NEW YORK (Reuters) - The dollar fell to multi-week lows against the euro and the yen on Friday after a report showed U.S. economic growth cooled in the first quarter, raising the prospect of further stimulus from the Federal Reserve.
The weaker-than-expected growth showed businesses cut back on investment and restocked shelves at a moderate pace at a time when investors are worried that lack of job creation will stem consumer spending.
The euro was already higher after a smooth Italian bond auction eased concerns over peripheral euro-zone debt markets and offset jitters sparked by a downgrade of Spain’s sovereign debt and dismal Spanish economic data.
The U.S. economic data added to the dollar’s woes, sending it to its lowest since mid-April against the yen.
“GDP was worse-than-expected, and that increases the chances of Fed launching QE3,” said Daniel Hwang, senior currency strategist at Forex.com in New York. “Markets shrugged off the Spanish rating action, and we could see risk assets continue upward momentum on expectations of a Fed move. This is negative for the dollar as it increases QE3 chances.”
The euro rose to a three week high of $1.3270 and last traded at $1.3259 up 0.4 percent, well off the session low of $1.3155, according to Reuters data. The dollar was last down 0.5 percent against the yen at 80.62 yen.
The euro was already bid as the New York session began after Italy sold 5.95 billion euros of bonds, in an auction which analysts said went well.
That overcame a slew of bad news in the last 24 hours for the euro zone.
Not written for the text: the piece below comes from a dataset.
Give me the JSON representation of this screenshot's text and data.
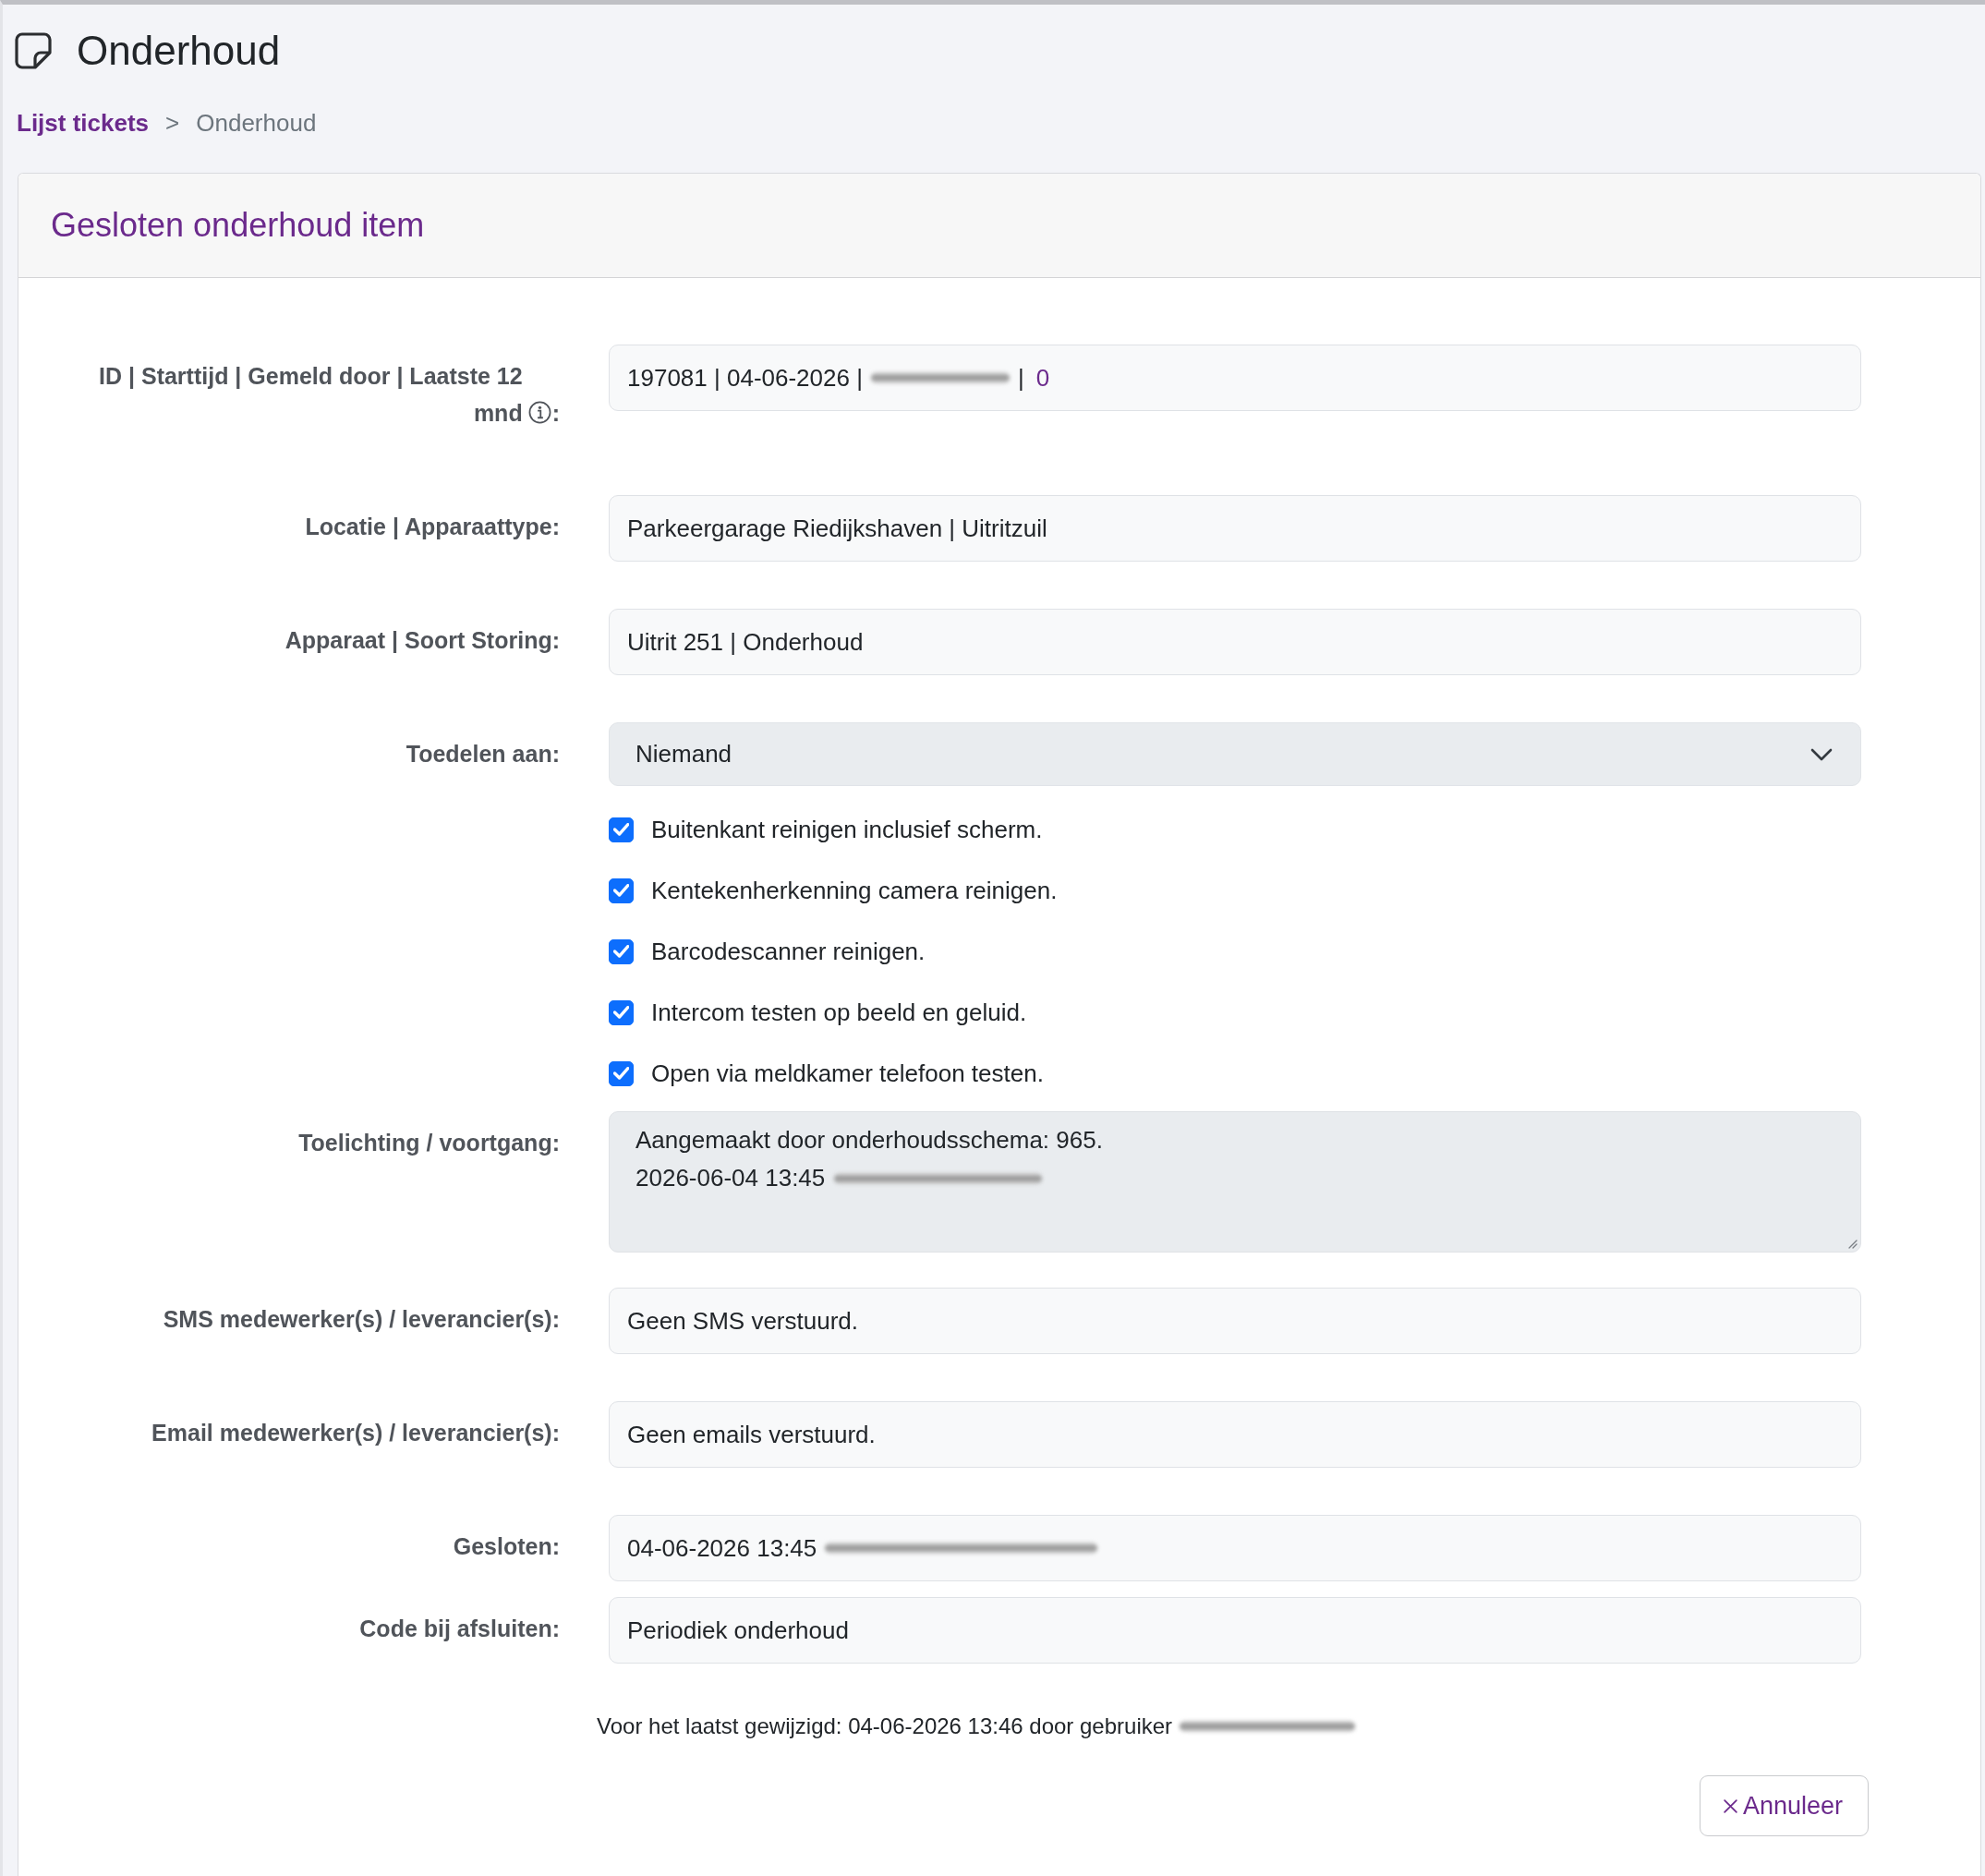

Standard & Poor’s cut Spain’s credit rating to BBB-plus from A late on Thursday and gave it a negative outlook, warning it expects the government’s budget deficit to deteriorate even more than previously thought due to economic contraction.
Spanish data released Friday highlighted the extent of economic weakness in the highly indebted country, with nearly a quarter of the nation’s workforce unemployed and retail sales falling for the 21st consecutive month.
Spanish 10-year bond yields moved back above 6 percent on Friday, while investors sought safety in German bond futures which rose to record highs.
“If you look at the downgrade and economic data out of Spain, it makes pretty grim reading,” said Jeremy Stretch, Head of European FX Strategy at CIBC Global Markets.
There was also talk of quasi official Swiss buying of euros against the Swiss franc which was keeping the euro buoyed against the dollar. The euro was little changed at 1.2013 Swiss francs with the session low of 1.2001 francs.
That was just off the floor set by the Swiss National Bank of 1.2000 Swiss francs, a level they have drawn as the line in the sand for franc strength against the euro.
The yen was firmer against the dollar and the euro after further easing measures from the Bank of Japan were seen as incremental rather than significant steps to try to dig the Japanese economy out of the doldrums.
The Bank increased bond buying by 10 trillion yen, expanding the target of its bond purchases to bonds with up to three years left to maturity from those with two years or less, and increased its buying of exchange-traded funds.
The Bank also extend the period of its asset purchases to June next year from December.
Japanese exporters were quick to buy the Japanese currency after hype about the BOJ’s easing for weeks.
Market players said the BOJ’s easing was no bazooka that would push the dollar beyond its 11-month peak touched last month.
“We are seeing a reappraisal of the effects of QE, which I don’t think should lead to a weaker yen as a lot of the money will stay in Japan,” said Maher at HSBC.
Reporting By Nick Olivari; Additional reporting by Julie Haviv in New York; Editing by Padraic Cassidy